Not so long ago, the western word was amused by “cupping” practices of some athletes during 2016 Olympic games in Rio. That is actually a traditional way to deal with cold and flu symptoms in post-Soviet countries. Another customary way to treat those illnesses is to dip the feet or even the legs up to the knee into a bowl or bucket with hot water (you can add few table spoons of dry mustard if you want an extra kick) and hold them there as long as possible. As soon as you are done, put on warm socks (cotton or wool) and lay under the warm blanket. A direct rendition of “парить ноги” (“steam your feet”) will definitely puzzle an American provider, so an interpreter would need to take time to explain procedure and its purpose to the listener.
Did you hear about душ Шарко – “Sharko shower” (“Charcot’s douche”) for treatments of a gout? It was also used for weight loss, muscles relaxation, improvement of blood circulation and as a remedy for depression. Sharko shower was a popular hydro massage procedure. From 8.5-10 feet away patient was showered with two compact high pressure (1.5-3 atmospheres) jets at the same time, from top to toe. The contrast effect (one the jets was about 104 F and another one was 68 F) and the strength of the stream were believed to be the most beneficial. Because side effects included bruising it was not recommended before or during beach season.
Right next to this group is another one consisting from common believes that are traditional in LEP culture but sounds very foreign to an English speaker. Technically they are not medical terms but they are significant for understanding patient’s message to a provider and I would like to mention this group here. If LEP from post-Soviet republic tells doctor “my low back hurts, because I was sitting by the window last night, the door was open and there was a cold draft,” an English-speaking provider might wonder how the draft and the low back pain are connected. But the situation is very clear to a Russian interpreter: being exposed to a draft (especially in hot weather or after taking a shower) is the obvious reason for inflammation of joints, ovaries and or even the appendix in the LEP mind.

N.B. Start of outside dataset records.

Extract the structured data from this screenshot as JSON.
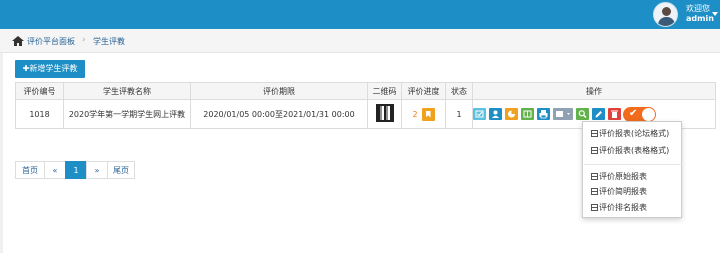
{
  "header": {
    "welcome": "欢迎您",
    "username": "admin"
  },
  "breadcrumb": {
    "home": "评价平台面板",
    "separator": "›",
    "current": "学生评教"
  },
  "toolbar": {
    "add_label": "✚新增学生评教"
  },
  "table": {
    "columns": [
      "评价编号",
      "学生评教名称",
      "评价期限",
      "二维码",
      "评价进度",
      "状态",
      "操作"
    ],
    "rows": [
      {
        "id": "1018",
        "name": "2020学年第一学期学生网上评教",
        "period": "2020/01/05 00:00至2021/01/31 00:00",
        "progress": "2",
        "status": "1"
      }
    ]
  },
  "operation_icons": [
    "checkbox-icon",
    "user-icon",
    "pie-chart-icon",
    "book-icon",
    "print-icon",
    "calendar-icon",
    "search-icon",
    "edit-icon",
    "delete-icon"
  ],
  "toggle_state": "on",
  "dropdown": {
    "items": [
      "评价报表(论坛格式)",
      "评价报表(表格格式)",
      "评价原始报表",
      "评价简明报表",
      "评价排名报表"
    ]
  },
  "pagination": {
    "first": "首页",
    "prev": "«",
    "current": "1",
    "next": "»",
    "last": "尾页"
  },
  "colors": {
    "primary": "#1e8fc6",
    "warning": "#f0a21e",
    "danger": "#e0413c",
    "toggle": "#f26b1d"
  }
}
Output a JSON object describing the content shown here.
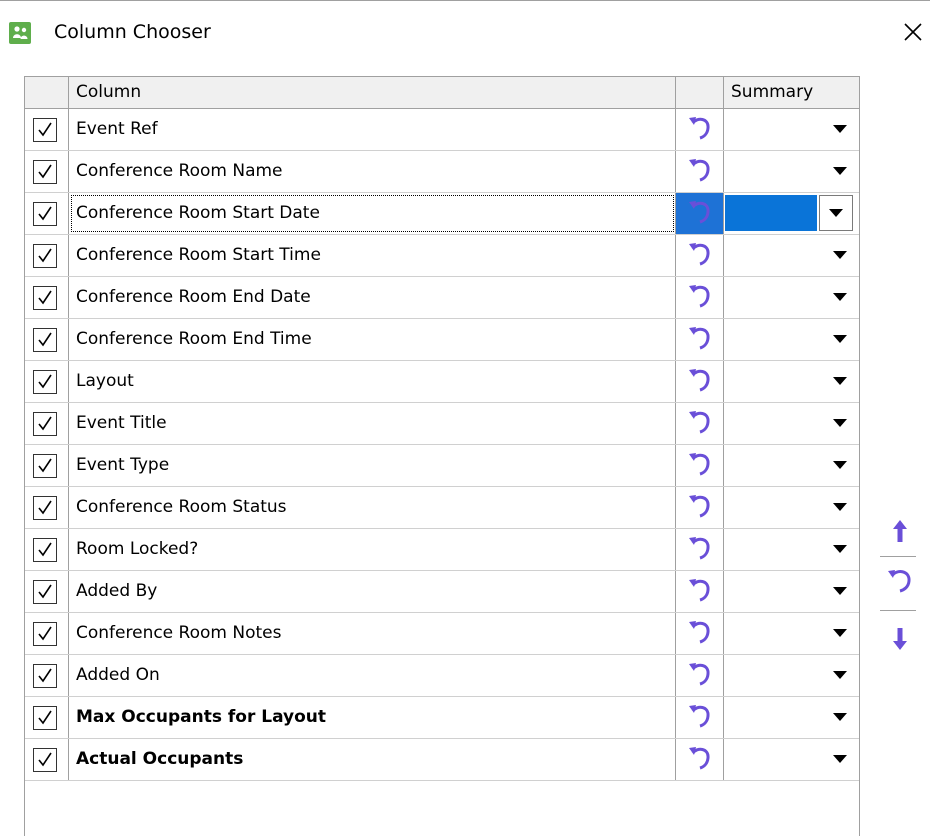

Sitting on a cold surface (brick, stone, metal bench during cold seasons) or drinking cold fluids are believed to be the cause of pain or inflammation as well. The sentences like “It was getting chilly outside but I was sitting on swing for too long. Now my uterine appendages are in pain” or “I drank milk straight from the refrigerator and had itchy throat the next day” will make sense to a provider if interpreter conveys the believe behind those phrases.
The goal of this article was to take a look at and invite discussion about two significant categories of medical terminology that are related not only to medicine and linguistics, but also to the legal systems, social and cultural contexts, and scientific developments.. Better classification and unification of terminology across the languages will improve our performance, provider and patient experiences working with interpreters and move us up as professionals.
* American English – just “English” further
List of sources is available by your request